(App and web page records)
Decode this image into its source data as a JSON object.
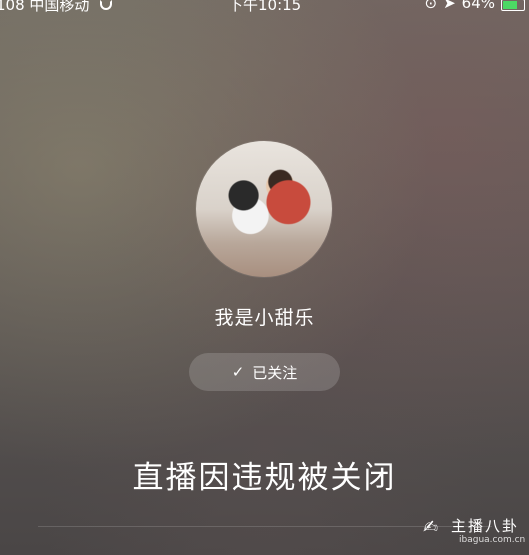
{
  "statusbar": {
    "carrier": "108 中国移动",
    "time": "下午10:15",
    "battery": "64%",
    "battery_level": 0.64,
    "icons": [
      "wifi-icon",
      "lock-rotation-icon",
      "location-icon",
      "battery-icon"
    ]
  },
  "profile": {
    "username": "我是小甜乐",
    "follow_button_label": "已关注",
    "follow_icon": "checkmark-icon"
  },
  "notice": {
    "message": "直播因违规被关闭"
  },
  "watermark": {
    "title": "主播八卦",
    "url": "ibagua.com.cn"
  }
}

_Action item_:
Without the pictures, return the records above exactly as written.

_Exercise solution_:
Decode this image into its source data as a JSON object.
{
  "statusbar": {
    "carrier": "108 中国移动",
    "time": "下午10:15",
    "battery": "64%",
    "battery_level": 0.64,
    "icons": [
      "wifi-icon",
      "lock-rotation-icon",
      "location-icon",
      "battery-icon"
    ]
  },
  "profile": {
    "username": "我是小甜乐",
    "follow_button_label": "已关注",
    "follow_icon": "checkmark-icon"
  },
  "notice": {
    "message": "直播因违规被关闭"
  },
  "watermark": {
    "title": "主播八卦",
    "url": "ibagua.com.cn"
  }
}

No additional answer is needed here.